There were three resolutions that were presented on the floor on what were deemed “emergent issues.” But the only one passing was one in favour of reinstating the Joint Emergency Preparedness Program.
Of the other two, one called on the province to immediately develop and fund a plan to see Urban Highway Connector Plan roads in less than fair condition be rehabilitated in the next three years. But a number of delegates complained the resolution wasn’t “emergent” at all and had been sprung on the floor of the convention that day, with delegates unable to make informed decisions on it in advance.
“This would not fly at our council table,” said one delegate from the floor. It was defeated.
There was also a resolution from the City of Saskatoon and the SUMA board calling on the province to amend the Cities Act, Municipalities Act and Northern Municipalities Act to allow for leaves of absence from council of greater than three months without council’s approval, in defined circumstances.
Currently, leaves of greater than three months can be granted, but only with council approval.
Among those speaking in favour of the SUMA resolution was Councillor Kelli Hawtin of North Battleford. She pointed out Canada labour law allowed for every employee to take maternity or parental leave, “except for this room,” she said at the microphone.

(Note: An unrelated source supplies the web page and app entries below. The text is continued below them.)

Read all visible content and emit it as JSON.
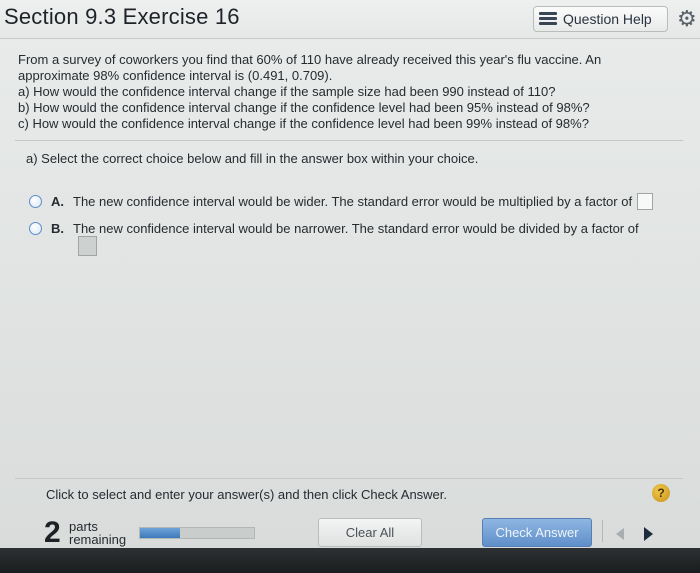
{
  "header": {
    "title": "Section 9.3 Exercise 16",
    "help_label": "Question Help"
  },
  "question": {
    "lines": [
      "From a survey of coworkers you find that 60% of 110 have already received this year's flu vaccine. An",
      "approximate 98% confidence interval is (0.491, 0.709).",
      "a) How would the confidence interval change if the sample size had been 990 instead of 110?",
      "b) How would the confidence interval change if the confidence level had been 95% instead of 98%?",
      "c) How would the confidence interval change if the confidence level had been 99% instead of 98%?"
    ]
  },
  "instruction": "a) Select the correct choice below and fill in the answer box within your choice.",
  "choices": [
    {
      "letter": "A.",
      "text": "The new confidence interval would be wider. The standard error would be multiplied by a factor of"
    },
    {
      "letter": "B.",
      "text": "The new confidence interval would be narrower. The standard error would be divided by a factor of"
    }
  ],
  "footer": {
    "message": "Click to select and enter your answer(s) and then click Check Answer.",
    "help_badge": "?",
    "parts_count": "2",
    "parts_word": "parts",
    "remaining_word": "remaining",
    "progress_fraction": 0.35,
    "clear_label": "Clear All",
    "check_label": "Check Answer"
  },
  "colors": {
    "accent": "#5f8fc9",
    "progress": "#3f79bb",
    "badge": "#d9a62a"
  }
}
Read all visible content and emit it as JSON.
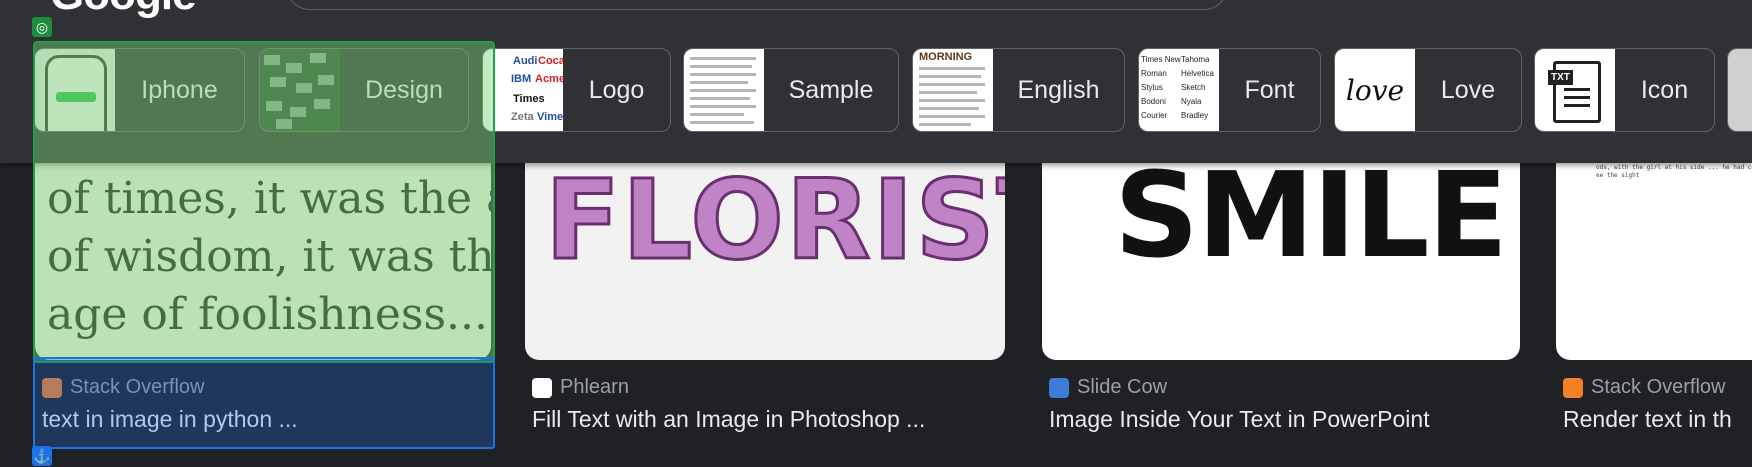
{
  "header": {
    "logo_text": "Google",
    "chips": [
      {
        "label": "Iphone",
        "icon": "iphone-thumbnail"
      },
      {
        "label": "Design",
        "icon": "design-thumbnail"
      },
      {
        "label": "Logo",
        "icon": "logo-thumbnail"
      },
      {
        "label": "Sample",
        "icon": "sample-thumbnail"
      },
      {
        "label": "English",
        "icon": "english-thumbnail"
      },
      {
        "label": "Font",
        "icon": "font-thumbnail"
      },
      {
        "label": "Love",
        "icon": "love-thumbnail"
      },
      {
        "label": "Icon",
        "icon": "icon-thumbnail"
      }
    ]
  },
  "thumb_text": {
    "english_head": "MORNING",
    "love_word": "love",
    "icon_tag": "TXT",
    "font_col1": [
      "Times New",
      "Roman",
      "Stylus",
      "Bodoni",
      "Courier"
    ],
    "font_col2": [
      "Tahoma",
      "Helvetica",
      "Sketch",
      "Nyala",
      "Bradley"
    ]
  },
  "results": [
    {
      "source": "Stack Overflow",
      "title": "text in image in python ...",
      "image_text": [
        "of times, it was the ag",
        "of wisdom, it was the",
        "age of foolishness..."
      ]
    },
    {
      "source": "Phlearn",
      "title": "Fill Text with an Image in Photoshop ...",
      "image_text": "FLORIST"
    },
    {
      "source": "Slide Cow",
      "title": "Image Inside Your Text in PowerPoint",
      "image_text": "SMILE"
    },
    {
      "source": "Stack Overflow",
      "title": "Render text in th"
    }
  ],
  "colors": {
    "background": "#202124",
    "header": "#303134",
    "selection_green": "#1aa34a",
    "selection_blue": "#1a73e8"
  }
}
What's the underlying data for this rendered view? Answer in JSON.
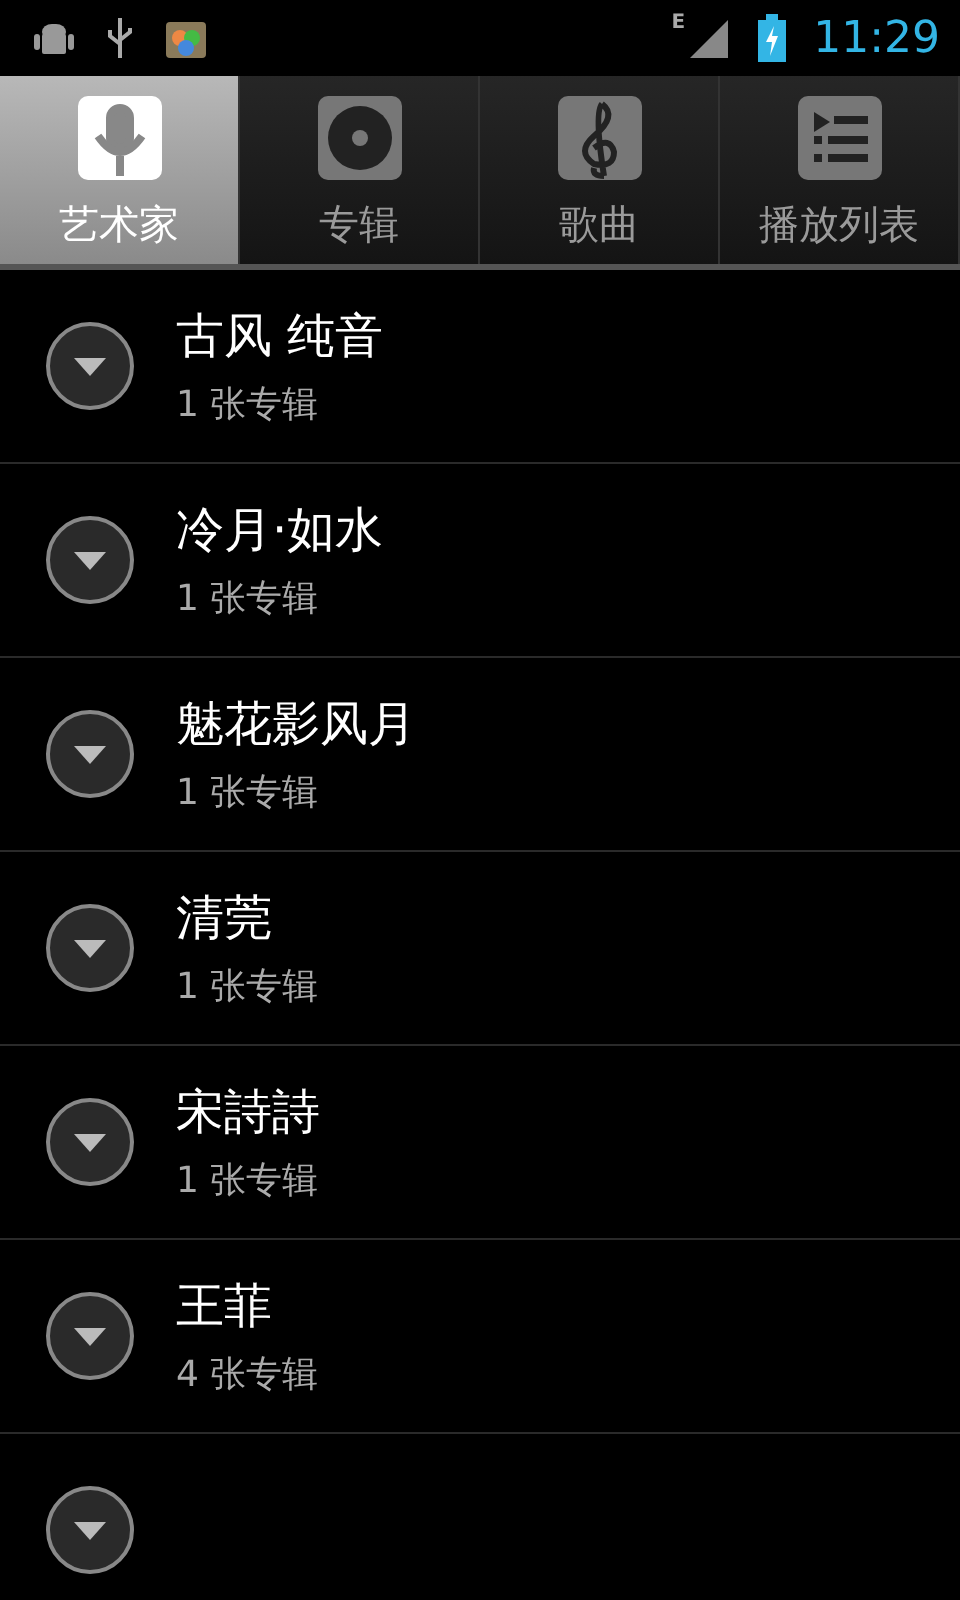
{
  "status_bar": {
    "network": "E",
    "time": "11:29"
  },
  "tabs": [
    {
      "label": "艺术家",
      "kind": "mic",
      "selected": true
    },
    {
      "label": "专辑",
      "kind": "disc",
      "selected": false
    },
    {
      "label": "歌曲",
      "kind": "clef",
      "selected": false
    },
    {
      "label": "播放列表",
      "kind": "list",
      "selected": false
    }
  ],
  "artists": [
    {
      "kind": "artist",
      "name": "古风 纯音",
      "albums": "1 张专辑"
    },
    {
      "kind": "artist",
      "name": "冷月·如水",
      "albums": "1 张专辑"
    },
    {
      "kind": "artist",
      "name": "魅花影风月",
      "albums": "1 张专辑"
    },
    {
      "kind": "artist",
      "name": "清莞",
      "albums": "1 张专辑"
    },
    {
      "kind": "artist",
      "name": "宋詩詩",
      "albums": "1 张专辑"
    },
    {
      "kind": "artist",
      "name": "王菲",
      "albums": "4 张专辑"
    },
    {
      "kind": "covered"
    }
  ]
}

“I faced this issue last term, I delivered my first child during our last term of council,” said Hawtin.
“I was eight months pregnant during the election for this particular term. And I thought maybe I shouldn’t run for council because I would have to seek approval from all of my colleagues if I were to take maternity or parental leave in this next term. So we look around the room and I don’t see a lot of young females in this room, and I think we can all agree that we want to see more young people take a step and join our councils, and I think this is a step in allowing that.”
But the resolution went down to defeat, with concern expressed that smaller councils could be impacted if elected officials were gone from the table for long periods of time.

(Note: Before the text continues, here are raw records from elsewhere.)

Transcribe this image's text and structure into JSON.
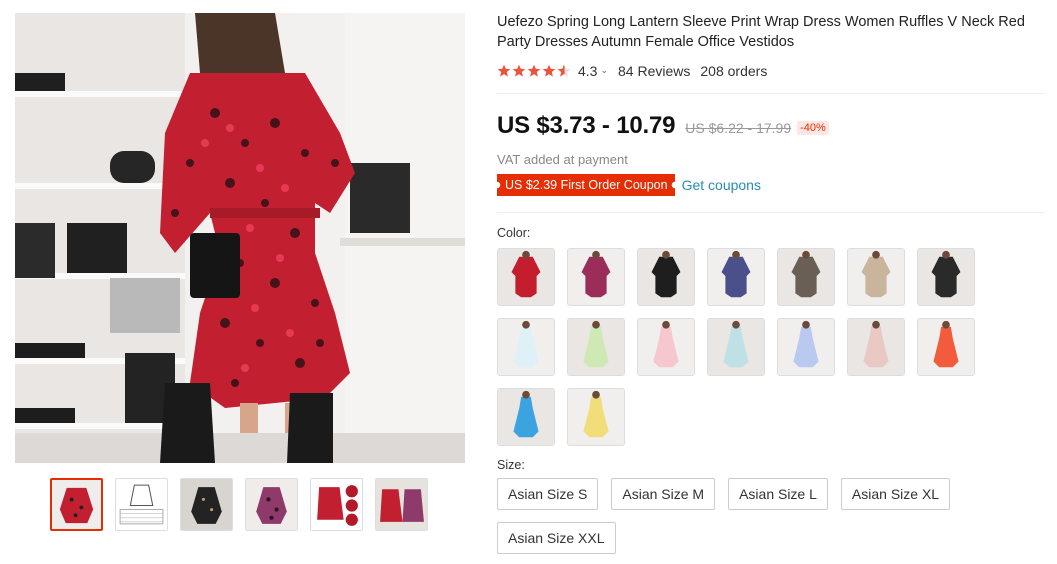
{
  "product": {
    "title": "Uefezo Spring Long Lantern Sleeve Print Wrap Dress Women Ruffles V Neck Red Party Dresses Autumn Female Office Vestidos",
    "rating": "4.3",
    "reviews": "84 Reviews",
    "orders": "208 orders",
    "price": "US $3.73 - 10.79",
    "original_price": "US $6.22 - 17.99",
    "discount": "-40%",
    "vat_note": "VAT added at payment",
    "coupon": "US $2.39 First Order Coupon",
    "get_coupons": "Get coupons",
    "color_label": "Color:",
    "size_label": "Size:",
    "sizes": [
      "Asian Size S",
      "Asian Size M",
      "Asian Size L",
      "Asian Size XL",
      "Asian Size XXL"
    ]
  },
  "colors": {
    "accent": "#e62e04",
    "link": "#2a8bb5",
    "star": "#f0513c"
  },
  "gallery": {
    "thumb_count": 6,
    "active_thumb": 1
  },
  "swatches": [
    {
      "color": "#c41e2e"
    },
    {
      "color": "#9b2d5a"
    },
    {
      "color": "#1e1e1e"
    },
    {
      "color": "#4b4f8a"
    },
    {
      "color": "#6a5f55"
    },
    {
      "color": "#c9b59c"
    },
    {
      "color": "#2a2a2a"
    },
    {
      "color": "#dff0f7"
    },
    {
      "color": "#cfe9b5"
    },
    {
      "color": "#f6c7cc"
    },
    {
      "color": "#bfe0e4"
    },
    {
      "color": "#b9c9f0"
    },
    {
      "color": "#e8c9c4"
    },
    {
      "color": "#f25c3c"
    },
    {
      "color": "#3aa3e0"
    },
    {
      "color": "#f2dd7b"
    }
  ]
}
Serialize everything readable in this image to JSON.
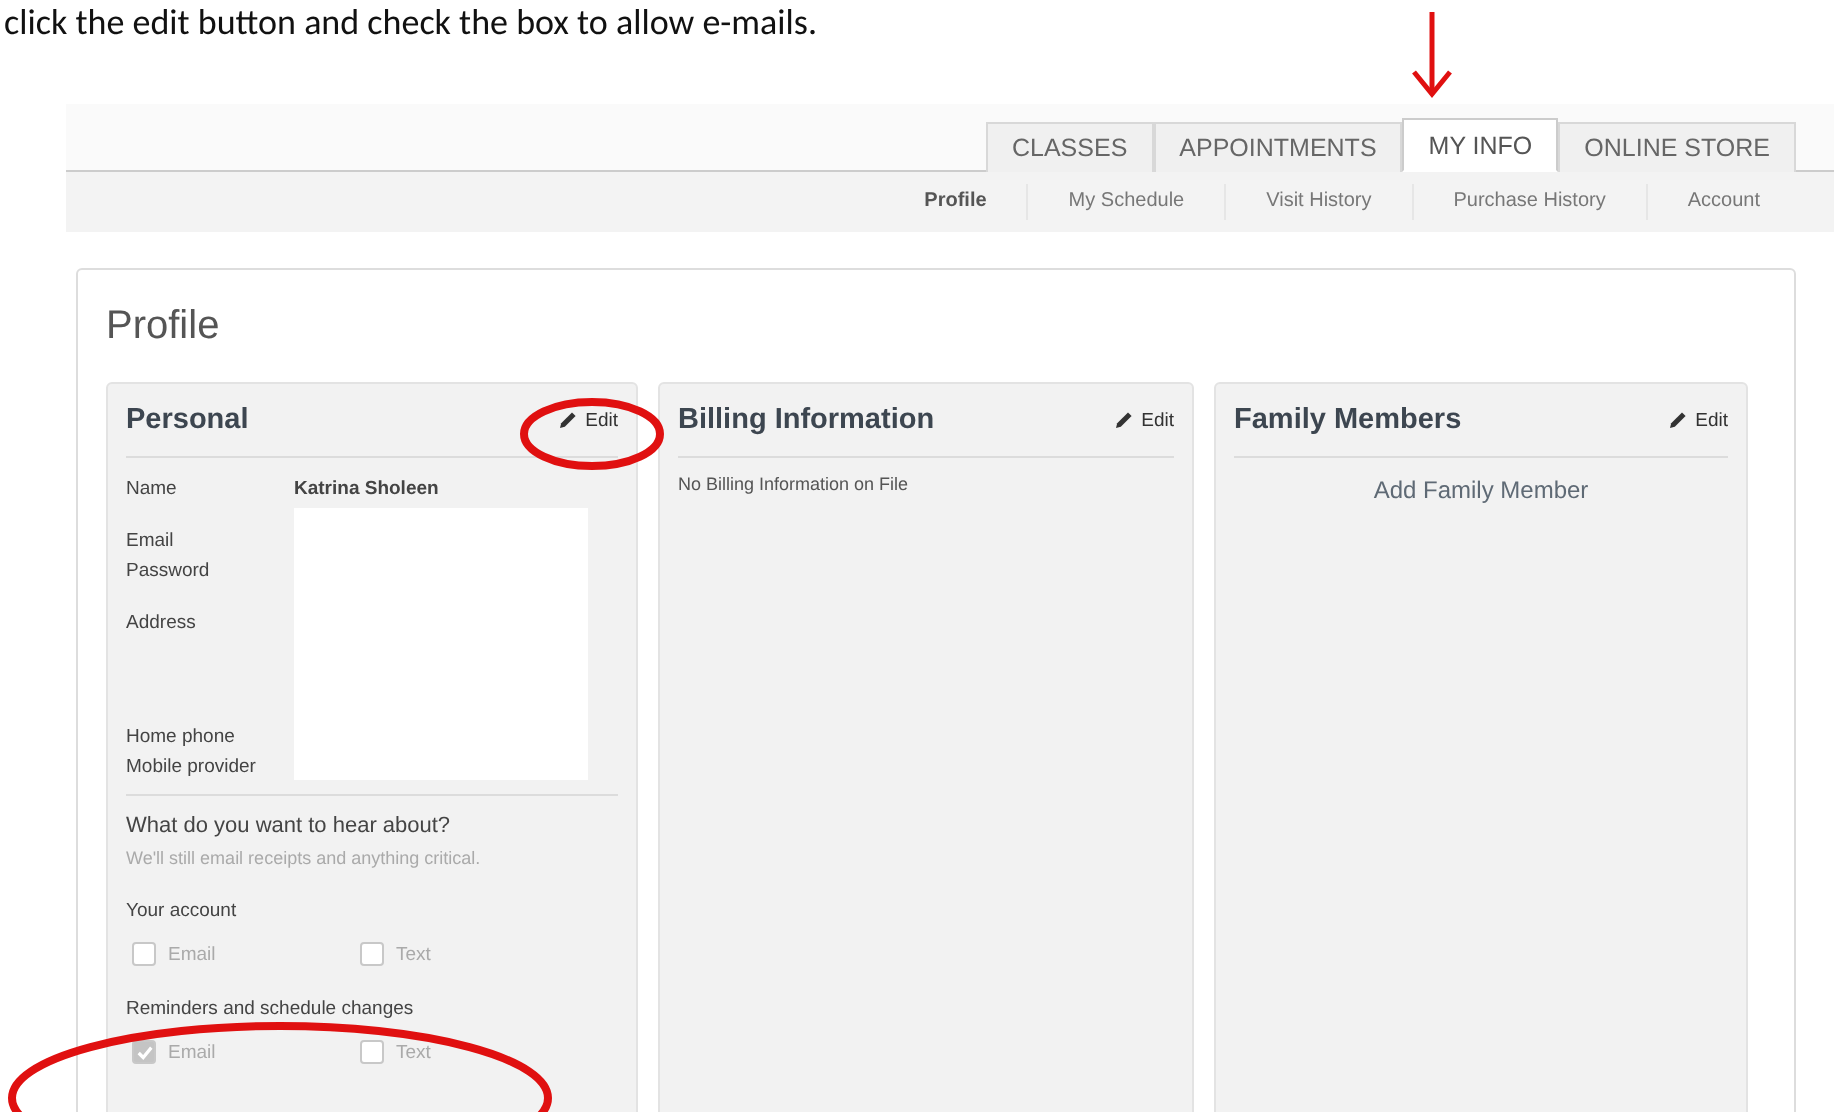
{
  "caption": "click the edit button and check the box to allow e-mails.",
  "tabs": [
    {
      "label": "CLASSES",
      "selected": false
    },
    {
      "label": "APPOINTMENTS",
      "selected": false
    },
    {
      "label": "MY INFO",
      "selected": true
    },
    {
      "label": "ONLINE STORE",
      "selected": false
    }
  ],
  "subnav": [
    {
      "label": "Profile",
      "selected": true
    },
    {
      "label": "My Schedule",
      "selected": false
    },
    {
      "label": "Visit History",
      "selected": false
    },
    {
      "label": "Purchase History",
      "selected": false
    },
    {
      "label": "Account",
      "selected": false
    }
  ],
  "page_title": "Profile",
  "personal": {
    "title": "Personal",
    "edit": "Edit",
    "name_label": "Name",
    "name_value": "Katrina Sholeen",
    "fields": [
      "Email",
      "Password",
      "Address",
      "Home phone",
      "Mobile provider"
    ],
    "question": "What do you want to hear about?",
    "hint": "We'll still email receipts and anything critical.",
    "groups": [
      {
        "title": "Your account",
        "options": [
          {
            "label": "Email",
            "checked": false,
            "disabled": true
          },
          {
            "label": "Text",
            "checked": false,
            "disabled": true
          }
        ]
      },
      {
        "title": "Reminders and schedule changes",
        "options": [
          {
            "label": "Email",
            "checked": true,
            "disabled": true
          },
          {
            "label": "Text",
            "checked": false,
            "disabled": true
          }
        ]
      }
    ]
  },
  "billing": {
    "title": "Billing Information",
    "edit": "Edit",
    "text": "No Billing Information on File"
  },
  "family": {
    "title": "Family Members",
    "edit": "Edit",
    "link": "Add Family Member"
  }
}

One delegate expressed the view that if he was missing from the table for longer than three months he would resign because he felt he wouldn’t be fulfilling his obligation to be there.

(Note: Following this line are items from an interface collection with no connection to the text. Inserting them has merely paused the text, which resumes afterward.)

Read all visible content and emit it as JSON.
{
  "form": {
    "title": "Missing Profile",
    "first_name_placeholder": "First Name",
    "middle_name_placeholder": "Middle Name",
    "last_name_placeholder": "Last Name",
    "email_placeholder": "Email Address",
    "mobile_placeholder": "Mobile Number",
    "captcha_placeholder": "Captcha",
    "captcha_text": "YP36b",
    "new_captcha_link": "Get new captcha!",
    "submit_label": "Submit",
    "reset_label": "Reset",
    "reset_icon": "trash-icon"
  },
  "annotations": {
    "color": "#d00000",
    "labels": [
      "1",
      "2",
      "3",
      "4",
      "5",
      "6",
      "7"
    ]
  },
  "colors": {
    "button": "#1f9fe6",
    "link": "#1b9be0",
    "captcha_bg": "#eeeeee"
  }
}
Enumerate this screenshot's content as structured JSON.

One resolution that carried, but by a small margin, was from the Town of Carnduff calling for RCMP service costs to be assessed at a per capita rate that is fair for all municipalities that fall under the provincial policing contract. There was lively discussion and some resistance expressed, as not all municipalities had access to the same amount of service.
Byron Tumbach, councillor from the Town of Lumsden and also former director of finance for North Battleford, spoke in support of the resolution.
“If we don’t pass this resolution, we will not deal with this issue. It will continue to grow and the disparity will continue to be there,” said Tumbach.
He said the resolution was about looking for fairness, pointing out that neighbouring communities might be able to access the RCMP services at a cheaper rate.
Other resolutions that passed included a proposal from the town of Gravelbourg called on SUMA to advocate the province and feds make necessary changes to allow gaming events to fund operating costs of municipally-owned facilities. In particular, this would allow for bingos to be held to offset costs to small communities.
Also passing easily was a resolution from Pilot Butte to review the public notice requirements and “expand the methods of communication with our taxpayers” to include consideration for the use of email, municipal websites, social media and other electronic notifications available to a municipality.